Some of the economic trends in West Virginia remind us of those occasions when the sun shines during a rain storm.
The U.S. Department of Commerce last week released figures showing the burgeoning natural gas industry has given West Virginia one of the fastest growing economies in the United States, at least by one measure. The Mountain State’s gross domestic product increased from $64.7 billion in 2013 to $68 billion in 2014, a gain of 5.1 percent, a rate exceeded only by Texas and North Dakota.
But an analysis of employment since the recession by the Pew Foundation, also released in recent weeks, showed West Virginia had the smallest job growth of any state in the country since its recession low point in 2010. The state’s job base has grown only 2.16 percent, far below the national average of about 8 percent since the recession low points.
In 2013, oil and natural gas jobs grew by about 800, but job losses in the coal industry and related support services were about 2,600, according to the West Virginia University Bureau of Business and Economic Research. Moreover, the outlook for job growth from oil and natural gas is limited at this point.
The WVU forecast does see some job growth in the coming years about 0.9 percent annually. But that would lag behind the 1.5 percent growth rate predicted for the rest of the nation and underscores the need for West Virginia leaders to find ways to add jobs in other areas.
That means working to improve the quality and skill level of the state’s workforce, upgrading critical infrastructure such as transportation and broadband, and encouraging small business development and innovation.

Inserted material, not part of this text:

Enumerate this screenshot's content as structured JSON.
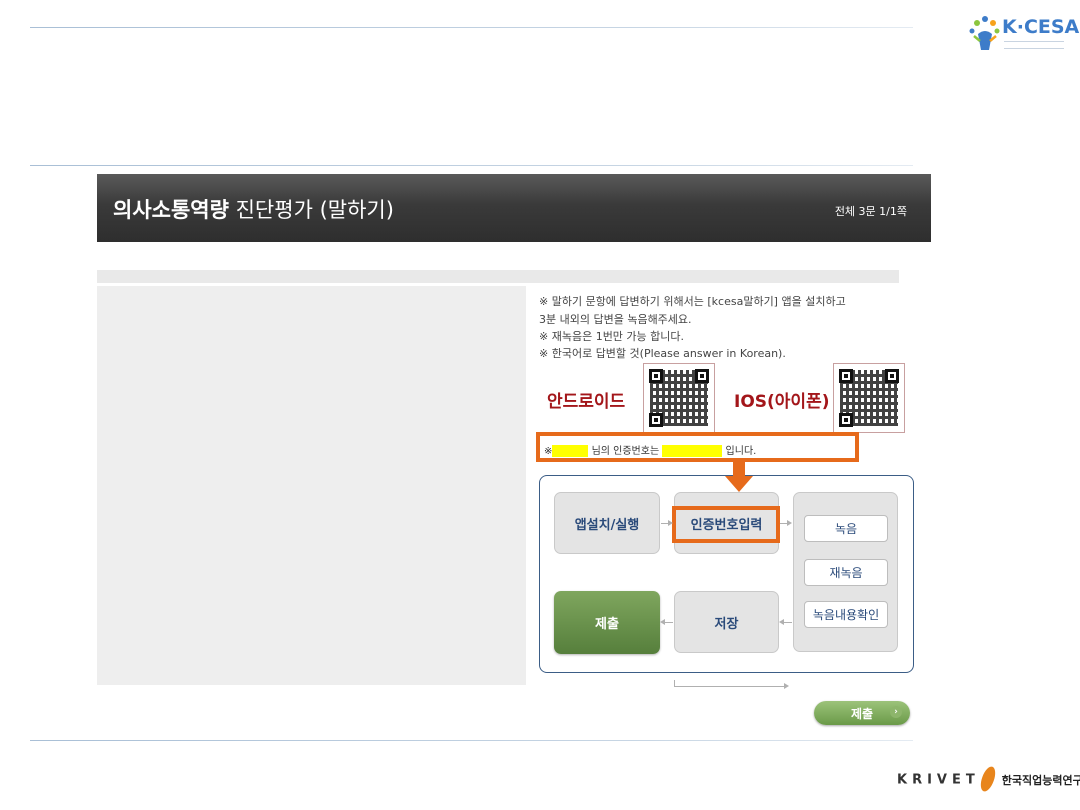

Energy will always be a key part of the West Virginia economy, but these numbers show the state needs some new business engines as well.